Even before the pandemic, more than 11.4 million people signed up for Obamacare coverage for 2020 and roughly 12.5 million were enrolled in Medicaid expansion.
Trump’s domestic policy aides have resisted any change in the Trump administration’s legal arguments at this point, contending that the legal position should move forward without changes because Republicans have campaigned on repealing Obamacare for a decade. Those aides have brushed off the possibility of any new political repercussions, and pushed back on Barr in the meeting Monday.
The Justice Department declined to comment.
The divide has been a long-running battle inside the administration, but it has a new sense of urgency because the administration is up against a deadline on Wednesday if it wants to modify its argument.
The administration currently contends that the individual insurance requirement is unconstitutional, and because that mandate is tied to other provisions of the law, the entire Affordable Care Act must fall. If the administration is going to back off that absolute position, it would likely submit a filing to the Supreme Court within the next 48 hours, based on the court’s current briefing schedule for the dueling parties. Otherwise, the administration’s brief would not be due to the high court until June.

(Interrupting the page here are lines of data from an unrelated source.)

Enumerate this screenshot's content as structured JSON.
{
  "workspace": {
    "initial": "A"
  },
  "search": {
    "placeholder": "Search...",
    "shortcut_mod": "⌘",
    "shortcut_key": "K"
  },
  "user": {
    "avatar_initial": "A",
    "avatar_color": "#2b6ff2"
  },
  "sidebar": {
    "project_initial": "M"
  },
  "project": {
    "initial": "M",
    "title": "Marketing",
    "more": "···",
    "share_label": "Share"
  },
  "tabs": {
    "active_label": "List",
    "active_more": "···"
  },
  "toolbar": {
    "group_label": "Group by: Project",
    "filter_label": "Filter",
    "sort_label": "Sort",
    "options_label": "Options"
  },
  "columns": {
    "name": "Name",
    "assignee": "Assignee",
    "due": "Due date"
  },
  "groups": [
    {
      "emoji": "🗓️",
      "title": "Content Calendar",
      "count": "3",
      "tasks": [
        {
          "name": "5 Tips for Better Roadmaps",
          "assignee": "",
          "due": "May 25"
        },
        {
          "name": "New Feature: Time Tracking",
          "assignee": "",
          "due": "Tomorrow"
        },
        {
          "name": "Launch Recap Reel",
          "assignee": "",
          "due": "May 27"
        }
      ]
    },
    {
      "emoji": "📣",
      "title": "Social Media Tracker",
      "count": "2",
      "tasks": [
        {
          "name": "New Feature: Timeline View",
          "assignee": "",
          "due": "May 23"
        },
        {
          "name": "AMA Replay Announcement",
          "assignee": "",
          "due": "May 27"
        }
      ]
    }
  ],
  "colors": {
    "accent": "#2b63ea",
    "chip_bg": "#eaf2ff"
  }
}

Barr has long favored tempering the administration’s position, which has shifted multiple times since the lawsuit began in early 2018. The administration argued that only two key provisions that protect Americans with pre-existing conditions should fall, but the rest of the law could remain. In a dramatic reversal soon after Barr became attorney general in early 2019, the Justice Department said the entire Affordable Care Act should be invalidated. Several months later, the administration argued before a federal appeals court that the law should only be struck as it applies to the coalition of Republican-led states that brought the challenge.
The argument that the entire law should be struck down already might have been a tough one to make to a Supreme Court majority that has twice rejected broad-scale challenges.
After a decade, the Affordable Care Act has affected nearly every aspect of the health care system. It required all Americans obtain coverage and created a marketplace for purchasing insurance. It also expanded Medicaid for poor people and protected diabetics, cancer patients and other individuals with pre-existing conditions from being denied coverage or charged higher premiums.
The current Supreme Court dispute began when Texas and other Republican-led states sued after the Republican-led Congress in 2017 cut the tax penalty for those who failed to obtain insurance to zero. Because the individual mandate is no longer tied to a specific tax penalty, the states argue, it is unconstitutional. They also say that because the individual mandate is intertwined with a multitude of ACA provisions, invalidating it should bring down the entire law, including protections for people with preexisting conditions.
On the other side are California and other Democratic-led states and the now Democratic-controlled US House of Representatives. The Affordable Care Act has remained in effect through the litigation.
The Supreme Court agreed earlier this year to take up the ACA dispute. The case is likely to be heard in the fall, but a decision would not be expected until 2021, after the November presidential election.
The case will mark the third time that the Supreme Court takes up a major ACA dispute. In 2012, the justices upheld the law, by a 5-4 vote, with Chief Justice John Roberts casting the deciding vote with the four liberal justices over the dissent of four conservatives. Roberts grounded his opinion in Congress’ taxing power.